I'm not a logic junkie. I wouldn't know. But it seems to me a test to test logic and reasoning is the most pointless test in the world. I resent the pressure to get a good score, that I am automatically defined by how well I do on a certain stupid test. I regret that there is no easier and more beneficial way to process prospective students on their actual worth, not just the number that's pulled out of the air by Collegeboard. I hate that intelligence is equivocated to logical reasoning. Logical is not my default setting, but that doesn't mean I'm stupid.

I'm not denying logic is useful - I'm homeschooled, I've been beaten over the head with the importance of learning logic since I was six years old. I just hate that logic doesn't come easily to me. And I kind of hate the SAT for no good reason. 

I'll stop whining and get back to studying now.

6 comments:

Art said...

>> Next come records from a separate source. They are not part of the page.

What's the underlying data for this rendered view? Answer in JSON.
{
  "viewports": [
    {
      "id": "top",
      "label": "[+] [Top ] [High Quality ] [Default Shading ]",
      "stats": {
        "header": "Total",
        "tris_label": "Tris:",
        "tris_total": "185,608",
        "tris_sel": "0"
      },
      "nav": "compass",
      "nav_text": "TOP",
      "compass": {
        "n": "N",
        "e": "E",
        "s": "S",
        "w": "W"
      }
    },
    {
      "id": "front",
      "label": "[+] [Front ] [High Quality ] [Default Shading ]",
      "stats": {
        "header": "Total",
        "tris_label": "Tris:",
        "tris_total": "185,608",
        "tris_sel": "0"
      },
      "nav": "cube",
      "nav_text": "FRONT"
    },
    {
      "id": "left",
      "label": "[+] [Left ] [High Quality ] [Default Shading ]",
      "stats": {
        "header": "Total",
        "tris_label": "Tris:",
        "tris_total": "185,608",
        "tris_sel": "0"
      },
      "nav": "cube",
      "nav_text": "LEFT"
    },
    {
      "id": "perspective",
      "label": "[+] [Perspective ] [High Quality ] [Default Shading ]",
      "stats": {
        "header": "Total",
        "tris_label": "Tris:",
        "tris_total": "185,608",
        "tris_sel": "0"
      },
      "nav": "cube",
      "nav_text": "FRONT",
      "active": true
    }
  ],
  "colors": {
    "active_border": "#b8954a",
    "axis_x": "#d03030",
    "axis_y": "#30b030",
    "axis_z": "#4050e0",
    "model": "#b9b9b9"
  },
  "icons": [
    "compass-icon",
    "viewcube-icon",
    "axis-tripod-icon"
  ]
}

I don't understand this: "The rules of the game of logic must be assumed. But there are so many different rules that can be established, with or without justification, that there can be no real "wrong" logic, just bad logic."

Sure, logic makes assumptions. But they are reasonable assumptions, such as P=P. (Tautology)

"I hate that intelligence is equivocated to logical reasoning. Logical is not my default setting, but that doesn't mean I'm stupid." I can see how that would be annoying.

But by the same logic, (hehe) since logic /is/ my default setting, I kind of like the SAT for no good reason.

Can I complain when it seems that feelers are better at doing interps? Maybe we just have to learn to cope with our natural deficiencies.

I wonder, is it fair to set either logic or emotion as the standard for determining meaning and truth and value?

Hayley said...

I did that thing where I get stuck in my own head and can't see anything else from any other sort of lens. :P What I meant was, or rather what we discussed, was that it's not really possible for something to be ILlogical so not as it comes to its conclusion through set rules. That would qualify as logic. But who's to say what's good logic and what's not? Who's to say what assumptions are reasonable?

Ultimately, x is true not /because of/ reason or logic but because it /is/ so. Truth /is./ And just because we can use logic to ascertain truth doesn't mean that logic is raison d'etre of truth.

It was generally foolish of me to pick a fight with something I don't understand on ground I don't understand, but I was feeling particularly not logical. My contention is not so much with logic, but with a test that claims to measure logic, but is really just a form of institutional sadism. :P

Art said...

Ah. So basically, logic tries to prove that is supreme by hailing to its own authority. Logic decides what's good logic, which is circular.

What if Scripture could tell what logical assumptions to make? Then we'd be going backwards, from Truth which /is/, to find what logic should be.

Michael said...

All of logic comes back to the law of non-contradiction. If you agree with that, all else follows.

Hayley said...

The law of non-contradiction does not help me on the SAT. Except maybe on the verbal part when the list of adjectives includes antonyms.

Does blog commenting count as speaking?

Falling Wings of Glass said...

Speaking is a difficult concept. What I say now will be opinion only: it is completely subjective. As I would define it, speaking is when something is said (redundant, yes. important? yes.). By that I mean substance--something that furthers the understanding, or furthers the furthering of the understanding of a concept, thing, person, or anything that relates to them which must lead back to either the nature of man or the nature of God. Basically, what I'm trying to say is that I would define speaking as something that matters (as arbitrary as that is)--so many things that are 'spoken' aren't really 'speech,' but many things that are written are.

However, the spoken word holds a power that I would not give to the written word, as much as I love it.